This morning Aaron and I took Garrus to the vet’s office for his annual wellness exam and vaccines. We also wanted to get his nails trimmed (we have not had success yet doing that at home), check his weight, and investigate why he (1) abruptly switched himself from kitten kibbles to wet cat food and (2) lately he has become unusually finicky, seemingly nervous, and occasionally won’t eat the wet food we offer him. We suspected that he had lost weight and that his teeth were behind the recent behavioral and dietary changes, as he had dental issues before.
Getting him into the carrier was the first obstacle. He immediately suspected something was up so he hid behind furniture. Eventually we were able to coax him out and I picked him up, but he soon panicked and became a swirling mass of claws. He raked my shirt, tearing several holes in it, and scratched my chest, arm, and hand. Okay, my mistake, I should have grabbed and secured his front and hind legs so he would feel safer and couldn’t scratch. We ultimately used the towel burrito method, upon which he gave up and let us put him in the carrier. (He protested with one mournful cry-meow and a few sad squeaky chimpanzee meows after that.)
At the vet’s office, Garrus behaved quite well. Dr R and a tech put a towel over his head and placed him on his side in order to trim his nails. (Both remarked that his fur was “bunny soft”.) He didn’t protest or wiggle when his vaccines were administered or Dr. R examined him. He had indeed lost half a pound of weight since he had last been seen. She quickly determined the issue underlying his recent eating behavior: his gums and teeth were severely inflamed due to stomatitis.

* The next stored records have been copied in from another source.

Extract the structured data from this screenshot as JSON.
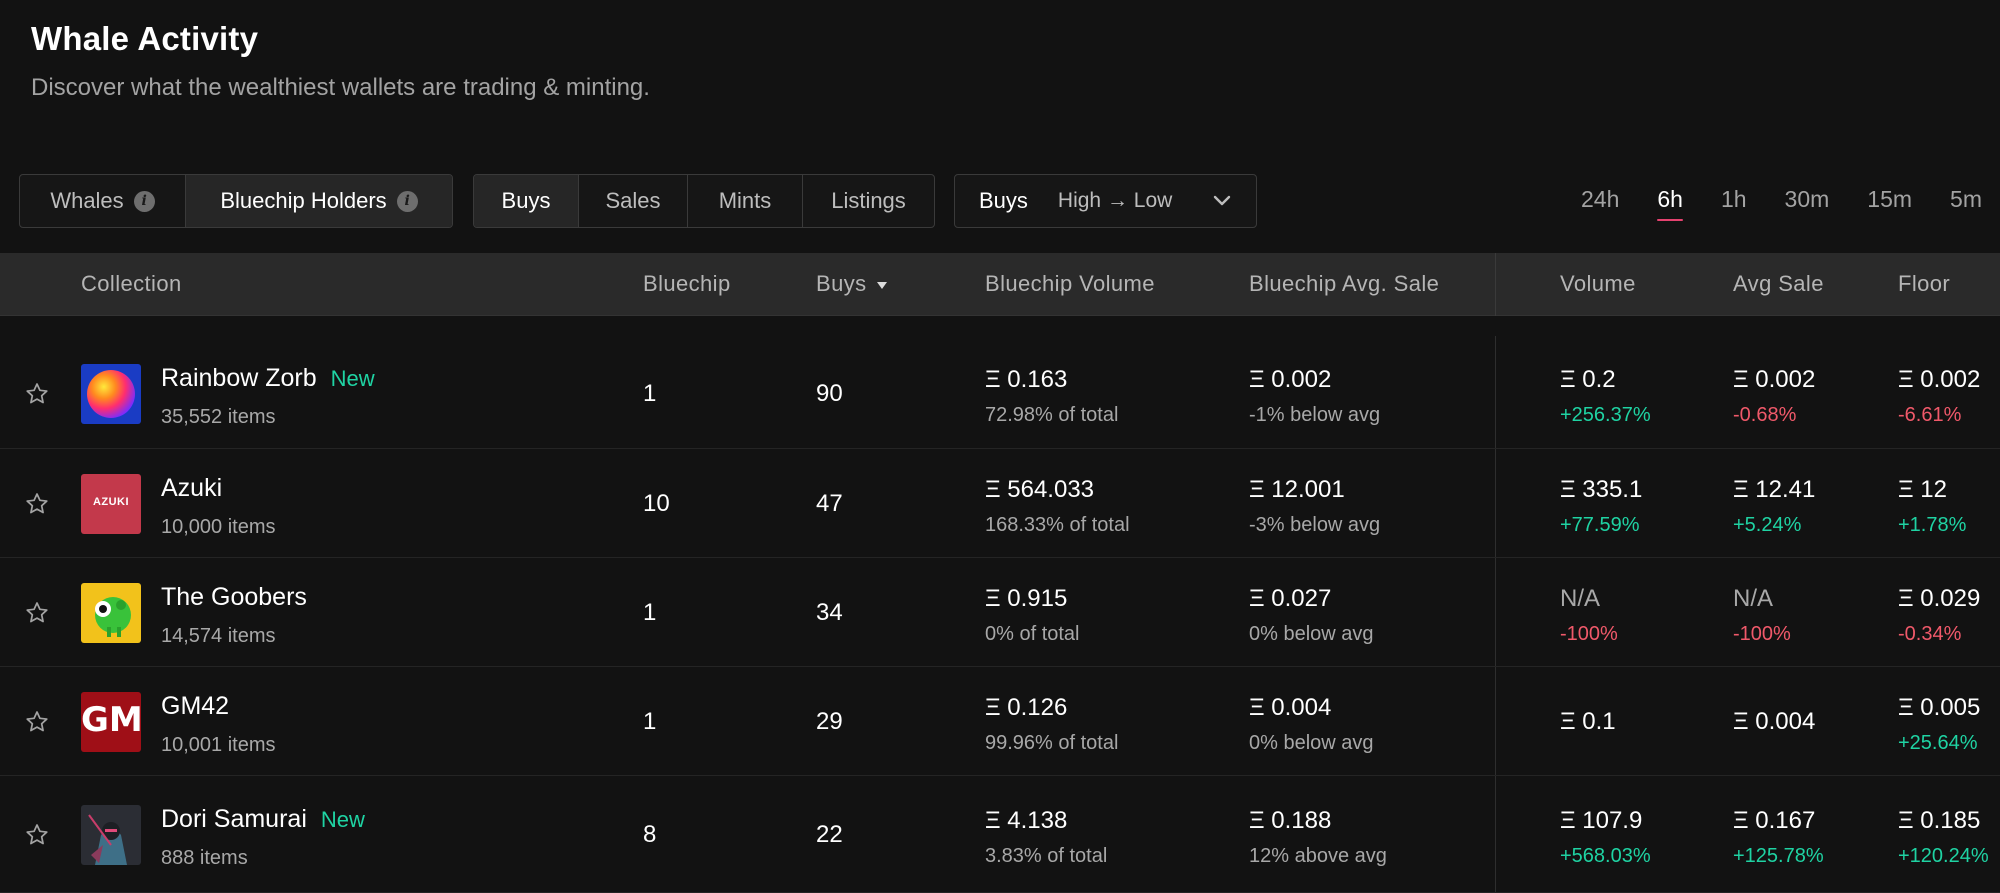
{
  "header": {
    "title": "Whale Activity",
    "subtitle": "Discover what the wealthiest wallets are trading & minting."
  },
  "holder_filter": {
    "options": [
      "Whales",
      "Bluechip Holders"
    ],
    "active": "Bluechip Holders"
  },
  "activity_filter": {
    "options": [
      "Buys",
      "Sales",
      "Mints",
      "Listings"
    ],
    "active": "Buys"
  },
  "sort": {
    "field": "Buys",
    "order": "High → Low"
  },
  "timeframes": {
    "options": [
      "24h",
      "6h",
      "1h",
      "30m",
      "15m",
      "5m"
    ],
    "active": "6h"
  },
  "columns": {
    "collection": "Collection",
    "bluechip": "Bluechip",
    "buys": "Buys",
    "bluechip_volume": "Bluechip Volume",
    "bluechip_avg_sale": "Bluechip Avg. Sale",
    "volume": "Volume",
    "avg_sale": "Avg Sale",
    "floor": "Floor"
  },
  "rows": [
    {
      "name": "Rainbow Zorb",
      "badge": "New",
      "items": "35,552 items",
      "avatar": "rainbow-zorb",
      "bluechip": "1",
      "buys": "90",
      "bc_volume": "Ξ 0.163",
      "bc_volume_sub": "72.98% of total",
      "bc_avg": "Ξ 0.002",
      "bc_avg_sub": "-1% below avg",
      "volume": "Ξ 0.2",
      "volume_change": "+256.37%",
      "volume_trend": "pos",
      "avg_sale": "Ξ 0.002",
      "avg_sale_change": "-0.68%",
      "avg_sale_trend": "neg",
      "floor": "Ξ 0.002",
      "floor_change": "-6.61%",
      "floor_trend": "neg"
    },
    {
      "name": "Azuki",
      "badge": "",
      "items": "10,000 items",
      "avatar": "azuki",
      "avatar_text": "AZUKI",
      "bluechip": "10",
      "buys": "47",
      "bc_volume": "Ξ 564.033",
      "bc_volume_sub": "168.33% of total",
      "bc_avg": "Ξ 12.001",
      "bc_avg_sub": "-3% below avg",
      "volume": "Ξ 335.1",
      "volume_change": "+77.59%",
      "volume_trend": "pos",
      "avg_sale": "Ξ 12.41",
      "avg_sale_change": "+5.24%",
      "avg_sale_trend": "pos",
      "floor": "Ξ 12",
      "floor_change": "+1.78%",
      "floor_trend": "pos"
    },
    {
      "name": "The Goobers",
      "badge": "",
      "items": "14,574 items",
      "avatar": "goobers",
      "bluechip": "1",
      "buys": "34",
      "bc_volume": "Ξ 0.915",
      "bc_volume_sub": "0% of total",
      "bc_avg": "Ξ 0.027",
      "bc_avg_sub": "0% below avg",
      "volume": "N/A",
      "volume_change": "-100%",
      "volume_trend": "neg",
      "avg_sale": "N/A",
      "avg_sale_change": "-100%",
      "avg_sale_trend": "neg",
      "floor": "Ξ 0.029",
      "floor_change": "-0.34%",
      "floor_trend": "neg"
    },
    {
      "name": "GM42",
      "badge": "",
      "items": "10,001 items",
      "avatar": "gm42",
      "avatar_text": "GM",
      "bluechip": "1",
      "buys": "29",
      "bc_volume": "Ξ 0.126",
      "bc_volume_sub": "99.96% of total",
      "bc_avg": "Ξ 0.004",
      "bc_avg_sub": "0% below avg",
      "volume": "Ξ 0.1",
      "volume_change": "",
      "volume_trend": "",
      "avg_sale": "Ξ 0.004",
      "avg_sale_change": "",
      "avg_sale_trend": "",
      "floor": "Ξ 0.005",
      "floor_change": "+25.64%",
      "floor_trend": "pos"
    },
    {
      "name": "Dori Samurai",
      "badge": "New",
      "items": "888 items",
      "avatar": "dori-samurai",
      "bluechip": "8",
      "buys": "22",
      "bc_volume": "Ξ 4.138",
      "bc_volume_sub": "3.83% of total",
      "bc_avg": "Ξ 0.188",
      "bc_avg_sub": "12% above avg",
      "volume": "Ξ 107.9",
      "volume_change": "+568.03%",
      "volume_trend": "pos",
      "avg_sale": "Ξ 0.167",
      "avg_sale_change": "+125.78%",
      "avg_sale_trend": "pos",
      "floor": "Ξ 0.185",
      "floor_change": "+120.24%",
      "floor_trend": "pos"
    }
  ],
  "colors": {
    "positive": "#1fd3a3",
    "negative": "#f0596a",
    "accent": "#e5426f",
    "background": "#121212"
  }
}
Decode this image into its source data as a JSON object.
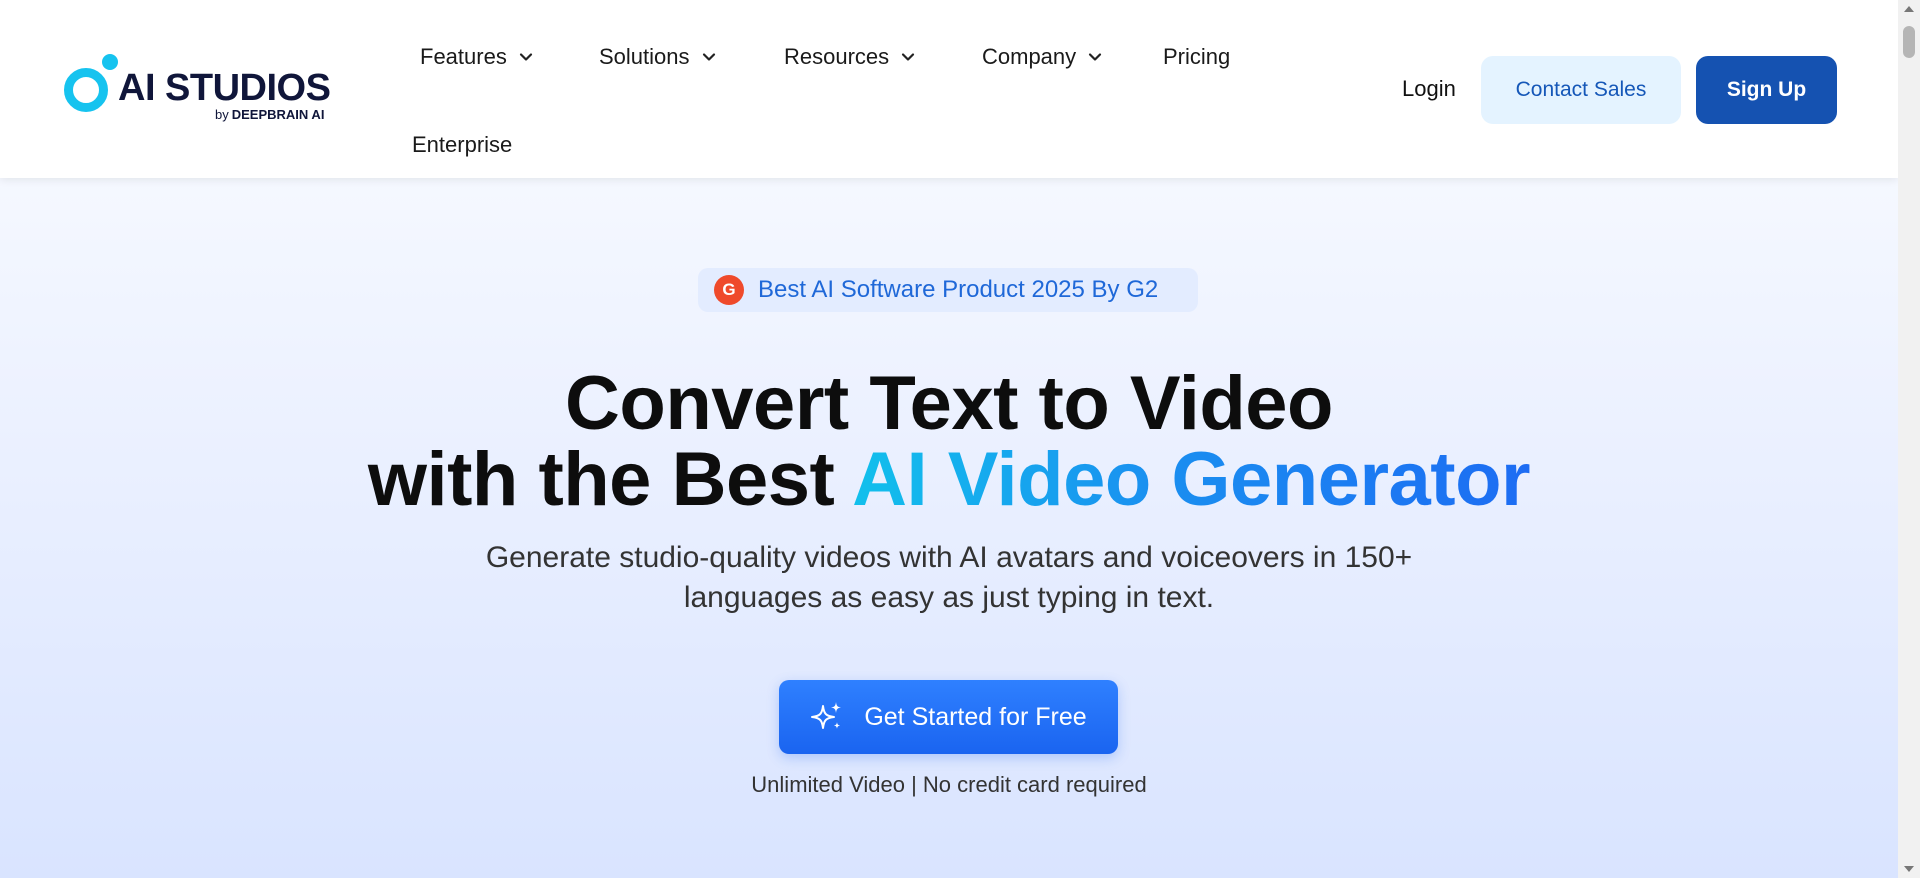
{
  "logo": {
    "wordmark": "AI STUDIOS",
    "by": "by",
    "byline": "DEEPBRAIN AI"
  },
  "nav": {
    "items": [
      {
        "label": "Features",
        "has_dropdown": true
      },
      {
        "label": "Solutions",
        "has_dropdown": true
      },
      {
        "label": "Resources",
        "has_dropdown": true
      },
      {
        "label": "Company",
        "has_dropdown": true
      },
      {
        "label": "Pricing",
        "has_dropdown": false
      },
      {
        "label": "Enterprise",
        "has_dropdown": false
      }
    ],
    "login": "Login",
    "contact_sales": "Contact Sales",
    "sign_up": "Sign Up"
  },
  "hero": {
    "badge": {
      "icon_text": "G",
      "icon": "g2-logo-icon",
      "text": "Best AI Software Product 2025 By G2"
    },
    "headline_line1": "Convert Text to Video",
    "headline_line2_prefix": "with the Best ",
    "headline_line2_highlight": "AI Video Generator",
    "subtext_line1": "Generate studio-quality videos with AI avatars and voiceovers in 150+",
    "subtext_line2": "languages as easy as just typing in text.",
    "cta": {
      "label": "Get Started for Free",
      "icon": "sparkle-icon"
    },
    "note": "Unlimited Video | No credit card required"
  },
  "colors": {
    "brand_cyan": "#16c3ef",
    "brand_navy": "#10163a",
    "primary_blue": "#1552b1",
    "cta_blue": "#2f80ff",
    "badge_bg": "#e3ecff",
    "g2_red": "#ef4a2b"
  }
}
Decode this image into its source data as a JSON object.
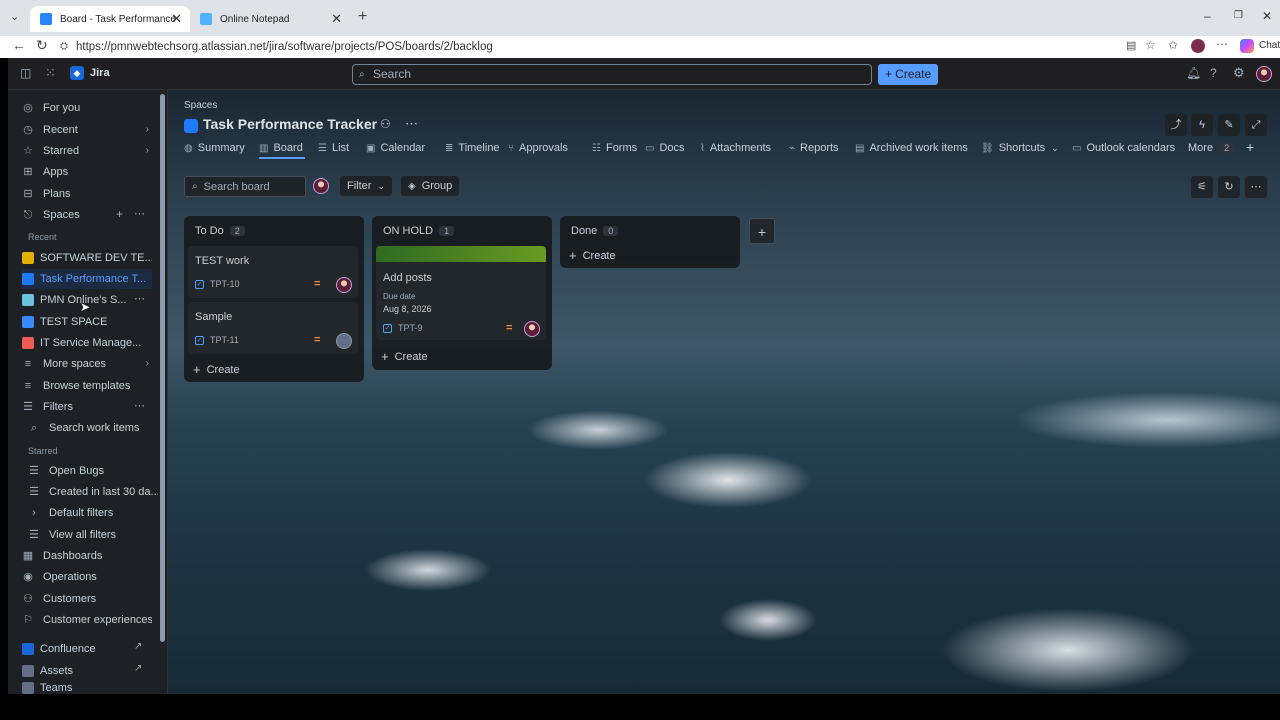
{
  "browser": {
    "tabs": [
      {
        "title": "Board - Task Performance Tracker",
        "color": "#2684ff"
      },
      {
        "title": "Online Notepad",
        "color": "#4fb3ff"
      }
    ],
    "url": "https://pmnwebtechsorg.atlassian.net/jira/software/projects/POS/boards/2/backlog",
    "chat_label": "Chat"
  },
  "topnav": {
    "app_name": "Jira",
    "search_placeholder": "Search",
    "create_label": "Create"
  },
  "sidebar": {
    "for_you": "For you",
    "recent": "Recent",
    "starred": "Starred",
    "apps": "Apps",
    "plans": "Plans",
    "spaces": "Spaces",
    "recent_header": "Recent",
    "spaces_list": [
      {
        "label": "SOFTWARE DEV TE...",
        "color": "#e2b203"
      },
      {
        "label": "Task Performance T...",
        "color": "#1d7afc"
      },
      {
        "label": "PMN Online's S...",
        "color": "#6cc3e0"
      },
      {
        "label": "TEST SPACE",
        "color": "#388bff"
      },
      {
        "label": "IT Service Manage...",
        "color": "#f15b50"
      }
    ],
    "more_spaces": "More spaces",
    "browse_templates": "Browse templates",
    "filters": "Filters",
    "search_work_items": "Search work items",
    "starred_header": "Starred",
    "open_bugs": "Open Bugs",
    "created_last_30": "Created in last 30 da...",
    "default_filters": "Default filters",
    "view_all_filters": "View all filters",
    "dashboards": "Dashboards",
    "operations": "Operations",
    "customers": "Customers",
    "customer_experiences": "Customer experiences",
    "confluence": "Confluence",
    "assets": "Assets",
    "teams": "Teams"
  },
  "header": {
    "breadcrumb": "Spaces",
    "title": "Task Performance Tracker"
  },
  "tabs": [
    {
      "label": "Summary",
      "icon": "globe-icon"
    },
    {
      "label": "Board",
      "icon": "board-icon"
    },
    {
      "label": "List",
      "icon": "list-icon"
    },
    {
      "label": "Calendar",
      "icon": "calendar-icon"
    },
    {
      "label": "Timeline",
      "icon": "timeline-icon"
    },
    {
      "label": "Approvals",
      "icon": "approvals-icon"
    },
    {
      "label": "Forms",
      "icon": "forms-icon"
    },
    {
      "label": "Docs",
      "icon": "docs-icon"
    },
    {
      "label": "Attachments",
      "icon": "paperclip-icon"
    },
    {
      "label": "Reports",
      "icon": "reports-icon"
    },
    {
      "label": "Archived work items",
      "icon": "archive-icon"
    },
    {
      "label": "Shortcuts",
      "icon": "link-icon"
    },
    {
      "label": "Outlook calendars",
      "icon": "outlook-icon"
    },
    {
      "label": "More",
      "icon": ""
    }
  ],
  "more_count": "2",
  "toolbar": {
    "search_placeholder": "Search board",
    "filter_label": "Filter",
    "group_label": "Group"
  },
  "columns": [
    {
      "name": "To Do",
      "count": "2"
    },
    {
      "name": "ON HOLD",
      "count": "1"
    },
    {
      "name": "Done",
      "count": "0"
    }
  ],
  "cards": {
    "test_work": {
      "title": "TEST work",
      "key": "TPT-10"
    },
    "sample": {
      "title": "Sample",
      "key": "TPT-11"
    },
    "add_posts": {
      "title": "Add posts",
      "due_label": "Due date",
      "due_value": "Aug 8, 2026",
      "key": "TPT-9"
    }
  },
  "create_label": "Create",
  "colors": {
    "accent": "#579dff",
    "on_hold_bar": "#5b7f24",
    "priority": "#f38a3f"
  }
}
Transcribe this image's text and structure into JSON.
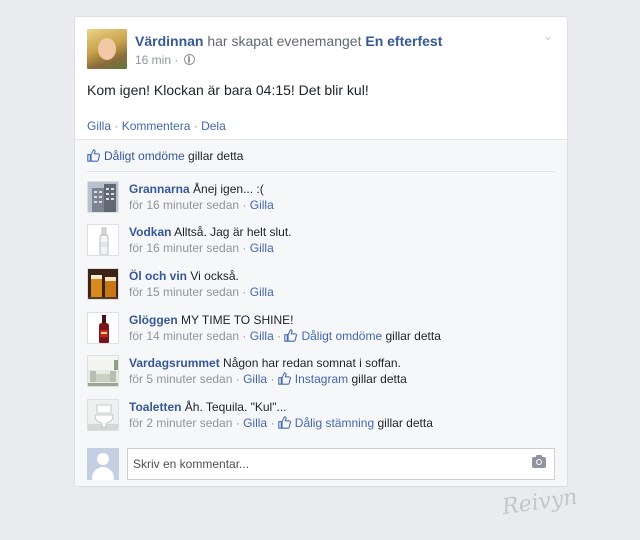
{
  "post": {
    "author": "Värdinnan",
    "action_text": "har skapat evenemanget",
    "event_name": "En efterfest",
    "time": "16 min",
    "text": "Kom igen! Klockan är bara 04:15! Det blir kul!",
    "actions": {
      "like": "Gilla",
      "comment": "Kommentera",
      "share": "Dela"
    },
    "separator": "·"
  },
  "likes": {
    "liker": "Dåligt omdöme",
    "suffix": "gillar detta"
  },
  "comments": [
    {
      "name": "Grannarna",
      "text": "Ånej igen... :(",
      "time": "för 16 minuter sedan",
      "like": "Gilla",
      "icon": "building-icon"
    },
    {
      "name": "Vodkan",
      "text": "Alltså. Jag är helt slut.",
      "time": "för 16 minuter sedan",
      "like": "Gilla",
      "icon": "vodka-bottle-icon"
    },
    {
      "name": "Öl och vin",
      "text": "Vi också.",
      "time": "för 15 minuter sedan",
      "like": "Gilla",
      "icon": "beer-glasses-icon"
    },
    {
      "name": "Glöggen",
      "text": "MY TIME TO SHINE!",
      "time": "för 14 minuter sedan",
      "like": "Gilla",
      "icon": "glogg-bottle-icon",
      "liked_by": "Dåligt omdöme",
      "liked_suffix": "gillar detta"
    },
    {
      "name": "Vardagsrummet",
      "text": "Någon har redan somnat i soffan.",
      "time": "för 5 minuter sedan",
      "like": "Gilla",
      "icon": "living-room-icon",
      "liked_by": "Instagram",
      "liked_suffix": "gillar detta"
    },
    {
      "name": "Toaletten",
      "text": "Åh. Tequila. \"Kul\"...",
      "time": "för 2 minuter sedan",
      "like": "Gilla",
      "icon": "toilet-icon",
      "liked_by": "Dålig stämning",
      "liked_suffix": "gillar detta"
    }
  ],
  "reply": {
    "placeholder": "Skriv en kommentar..."
  },
  "signature": "Reivyn",
  "colors": {
    "link": "#365899",
    "action": "#4267b2",
    "muted": "#90949c",
    "background": "#e9ebee"
  }
}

We first learned that he had this issue soon after we began fostering him in August 2017, and his dental pain then necessitated emergency dental surgery with five teeth resected. Dr R recommended resecting the rest of his teeth, with the exception of his canines. She also noted that his heart murmur may indicate heart disease, which would complicate anesthesia. We needed to determine with an echocardiogram if he had heart disease before we could do anything with his mouth.
Rather than bringing him back tomorrow for the ultrasound and again on Tuesday for surgery (Tuesday is set aside for surgeries), we opted to do it all in one shot. We scheduled an appointment for next Tuesday for an echocardiogram to check out what’s going on with his heart followed by dental surgery.
Dr R also explained the possible treatment plans for Garrus if he does indeed have heart disease. The usual treatment for stomatitis involves steroid therapy and antibiotics, but steroids could push his heart. None of us want Garrus to go into congestive heart failure or suffer complications because of heart disease or dental surgery. I am naturally worried about my Gentleman Cat but am hopeful that we can find successful methods of improving his quality of life and health.
After we brought him home from the vet’s office, Garrus settled down to a well-deserved nap.